Government officials will “work closely” with schools hit by flooding, Nicky Morgan said after visiting storm-hit buildings in Cumbria.
Visiting schools in Carlisle last Thursday, Ms Morgan met with staff and pupils at Trinity School and Richard Rose Central Academy, where she said the “shocking impact of the floods” was “still very evident”, although both schools are now open.
Several schools across the north of England are facing long waits to get back onto their original sites following serious weather damage after heavy rainfall called floods during the Christmas holidays.
Ms Morgan also visited Newman Catholic School which has now re-opened in temporary classrooms on the site of the former Pennine Way Primary School in Harraby.
The school also flooded in January 2005 and was left at the time with a £4 million repair bill. County education bosses are said to be working with government officials on finding a permanent solution to its flood risk.
Ms Morgan said she was pleased to have the opportunity to thank everyone for “all their hard work”, and said her department would “continue to work very closely with the local authorities and the schools affected to help minimise disruption”.
A Trinity School spokesperson said: “The secretary of state came to see for herself the extent of the damage caused to our school by storm Desmond.
“She spent time talking to staff and students about the ongoing difficulties caused by the floods as well as listening to our hopes for the future.”
Schools in the Calder Valley have also been significantly affected.
At Burnley Road Academy in Mytholmroyd near Hebden Bridge, ground floor classrooms and offices have flooded, leaving debris and mud around the building in the playgrounds and walkways.
The school has sent all pupils from reception to year 2 to Savile Park Primary School’s Heath site, while years 3 to 6 will use four classrooms, an ICT suite and assembly hall in Calder High School’s sixth-form block.
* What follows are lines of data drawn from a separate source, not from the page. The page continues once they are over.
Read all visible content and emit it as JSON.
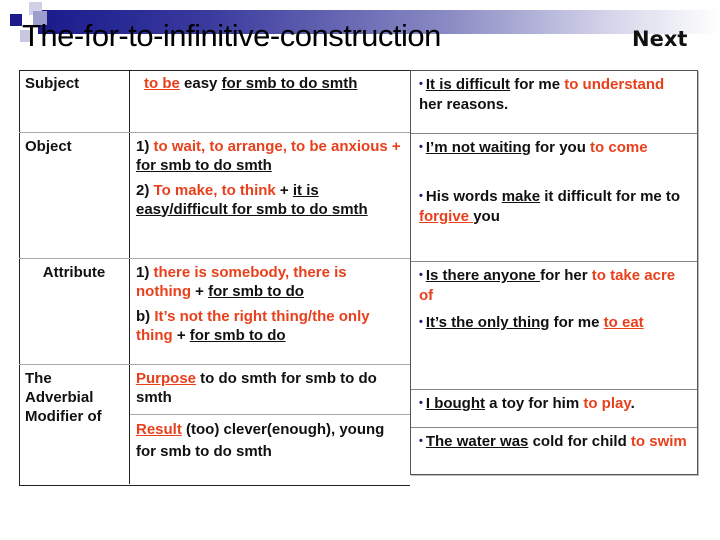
{
  "header": {
    "title": "The-for-to-infinitive-construction",
    "next_label": "Next"
  },
  "colors": {
    "accent_red": "#e8401c",
    "banner_navy": "#1a1a8c",
    "bullet": "#1a1a6c"
  },
  "left_table": {
    "rows": [
      {
        "label": "Subject",
        "lines": [
          [
            {
              "t": "to be",
              "style": "red-u"
            },
            {
              "t": " easy ",
              "style": "plain"
            },
            {
              "t": "for smb to do smth",
              "style": "u"
            }
          ]
        ]
      },
      {
        "label": "Object",
        "lines": [
          [
            {
              "t": "1) ",
              "style": "plain"
            },
            {
              "t": "to wait, to arrange, to be anxious +",
              "style": "red"
            },
            {
              "t": " ",
              "style": "plain"
            },
            {
              "t": "for smb to do smth",
              "style": "u"
            }
          ],
          [
            {
              "t": "2) ",
              "style": "plain"
            },
            {
              "t": "To make, to think",
              "style": "red"
            },
            {
              "t": " + ",
              "style": "plain"
            },
            {
              "t": "it is easy/difficult for smb to do smth ",
              "style": "u"
            }
          ]
        ]
      },
      {
        "label": "Attribute",
        "lines": [
          [
            {
              "t": "1) ",
              "style": "plain"
            },
            {
              "t": "there is  somebody, there is nothing",
              "style": "red"
            },
            {
              "t": " + ",
              "style": "plain"
            },
            {
              "t": "for smb to do",
              "style": "u"
            }
          ],
          [
            {
              "t": "b) ",
              "style": "plain"
            },
            {
              "t": "It’s  not the right thing/the only thing",
              "style": "red"
            },
            {
              "t": " + ",
              "style": "plain"
            },
            {
              "t": "for smb to do",
              "style": "u"
            }
          ]
        ]
      },
      {
        "label": "The Adverbial Modifier of",
        "sub": [
          {
            "lines": [
              [
                {
                  "t": "Purpose",
                  "style": "red-u"
                },
                {
                  "t": " to do smth for smb to do smth",
                  "style": "plain"
                }
              ]
            ]
          },
          {
            "lines": [
              [
                {
                  "t": "Result",
                  "style": "red-u"
                },
                {
                  "t": "  (too) clever(enough), young for smb to do smth",
                  "style": "plain"
                }
              ]
            ]
          }
        ]
      }
    ]
  },
  "right_examples": [
    [
      {
        "t": "It is difficult",
        "style": "u"
      },
      {
        "t": " for me ",
        "style": "plain"
      },
      {
        "t": "to understand",
        "style": "red"
      },
      {
        "t": " her reasons.",
        "style": "plain"
      }
    ],
    [
      {
        "t": "I’m not waiting",
        "style": "u"
      },
      {
        "t": " for you ",
        "style": "plain"
      },
      {
        "t": "to come",
        "style": "red"
      }
    ],
    [
      {
        "t": "His words ",
        "style": "plain"
      },
      {
        "t": "make",
        "style": "u"
      },
      {
        "t": " it difficult for me to ",
        "style": "plain"
      },
      {
        "t": "forgive ",
        "style": "red-u"
      },
      {
        "t": "you",
        "style": "plain"
      }
    ],
    [
      {
        "t": "Is there anyone ",
        "style": "u"
      },
      {
        "t": " for her ",
        "style": "plain"
      },
      {
        "t": "to take acre of",
        "style": "red"
      }
    ],
    [
      {
        "t": "It’s the only thing",
        "style": "u"
      },
      {
        "t": " for me ",
        "style": "plain"
      },
      {
        "t": "to eat ",
        "style": "red-u"
      }
    ],
    [
      {
        "t": "I bought",
        "style": "u"
      },
      {
        "t": " a toy for him ",
        "style": "plain"
      },
      {
        "t": "to play",
        "style": "red"
      },
      {
        "t": ".",
        "style": "plain"
      }
    ],
    [
      {
        "t": "The water was",
        "style": "u"
      },
      {
        "t": " cold for child ",
        "style": "plain"
      },
      {
        "t": "to swim",
        "style": "red"
      }
    ]
  ]
}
Hayley Morgan, a member of the school’s parents, teachers and friends association, said the water had been at least a metre deep in classrooms, ruining books and pupils’ work.
“The most upsetting bit was when we had to throw the library and exercise books away.”
Ms Morgan said parents had been impressed by the speed of Calderdale Council’s response and that pupils were happy to have a site to work from. It is not known when they will return.
Scout Road Academy posted on its website that it is unlikely to open for about six months following a landslip.
A spokesperson told parents: “We have been informed that Scout Road Academy will remain closed for the foreseeable future and our current planning assumption is that this will be for possibly six months, maybe sooner.
“Once we have the necessary approval from our insurers we will be in a position to share our solution with parents. Please be assured that we are doing everything we can to find the very best solution for our children.”
Picture: Trinity School